**Exercise material:**

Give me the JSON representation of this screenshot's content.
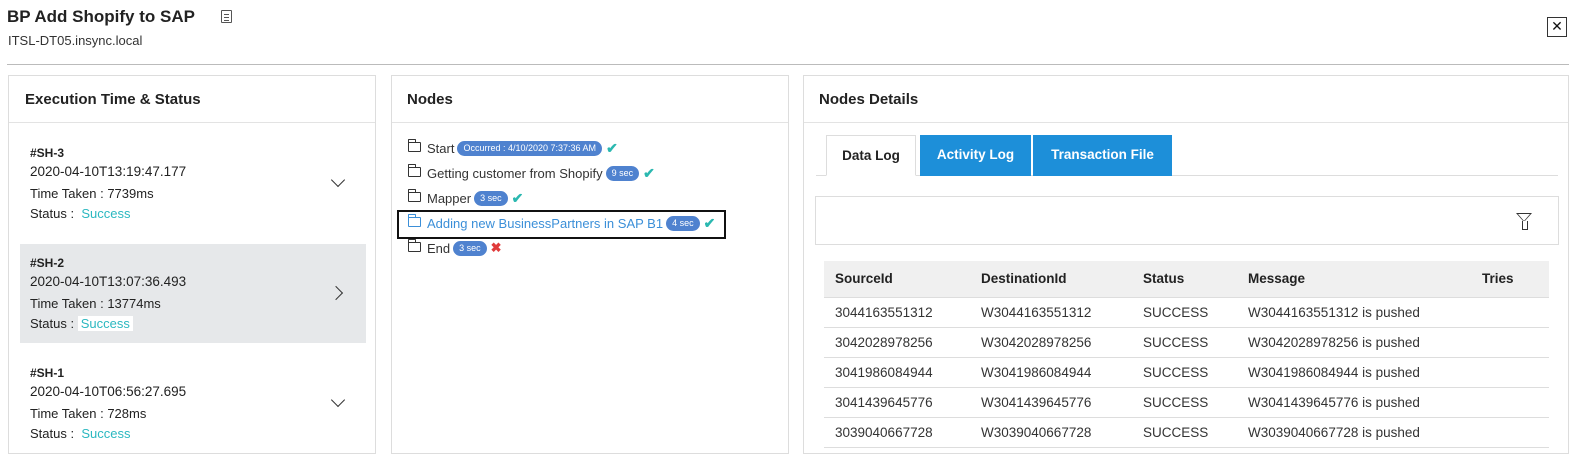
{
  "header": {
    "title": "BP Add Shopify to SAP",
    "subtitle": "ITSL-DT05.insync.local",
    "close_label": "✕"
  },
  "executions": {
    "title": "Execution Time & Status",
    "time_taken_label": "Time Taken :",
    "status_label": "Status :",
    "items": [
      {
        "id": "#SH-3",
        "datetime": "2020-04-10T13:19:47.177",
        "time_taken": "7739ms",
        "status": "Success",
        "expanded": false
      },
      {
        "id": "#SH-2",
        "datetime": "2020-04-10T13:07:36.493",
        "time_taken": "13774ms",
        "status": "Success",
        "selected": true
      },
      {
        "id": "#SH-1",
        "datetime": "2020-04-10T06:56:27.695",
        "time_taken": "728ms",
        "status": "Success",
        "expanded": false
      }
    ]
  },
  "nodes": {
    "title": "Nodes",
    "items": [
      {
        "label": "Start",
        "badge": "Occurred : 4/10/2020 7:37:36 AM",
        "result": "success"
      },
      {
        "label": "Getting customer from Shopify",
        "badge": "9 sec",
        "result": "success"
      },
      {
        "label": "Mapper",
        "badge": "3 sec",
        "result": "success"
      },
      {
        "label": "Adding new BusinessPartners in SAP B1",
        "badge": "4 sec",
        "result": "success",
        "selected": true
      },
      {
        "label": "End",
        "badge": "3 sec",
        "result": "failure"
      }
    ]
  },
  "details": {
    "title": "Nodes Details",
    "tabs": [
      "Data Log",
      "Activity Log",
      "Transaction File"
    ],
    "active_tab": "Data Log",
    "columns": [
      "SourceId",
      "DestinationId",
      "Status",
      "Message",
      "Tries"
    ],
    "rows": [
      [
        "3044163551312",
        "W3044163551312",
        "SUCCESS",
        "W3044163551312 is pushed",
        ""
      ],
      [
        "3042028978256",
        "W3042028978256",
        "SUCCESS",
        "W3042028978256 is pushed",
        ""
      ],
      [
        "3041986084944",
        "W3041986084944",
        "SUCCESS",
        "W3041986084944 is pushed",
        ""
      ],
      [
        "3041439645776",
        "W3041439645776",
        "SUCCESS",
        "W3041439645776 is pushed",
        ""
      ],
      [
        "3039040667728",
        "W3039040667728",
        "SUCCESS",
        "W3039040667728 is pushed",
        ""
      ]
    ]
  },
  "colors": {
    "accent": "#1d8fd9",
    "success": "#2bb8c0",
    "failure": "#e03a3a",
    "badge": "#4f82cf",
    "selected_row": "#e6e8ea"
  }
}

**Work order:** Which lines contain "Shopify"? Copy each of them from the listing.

**Answer to the exercise:**
    "title": "BP Add Shopify to SAP",
        "label": "Getting customer from Shopify",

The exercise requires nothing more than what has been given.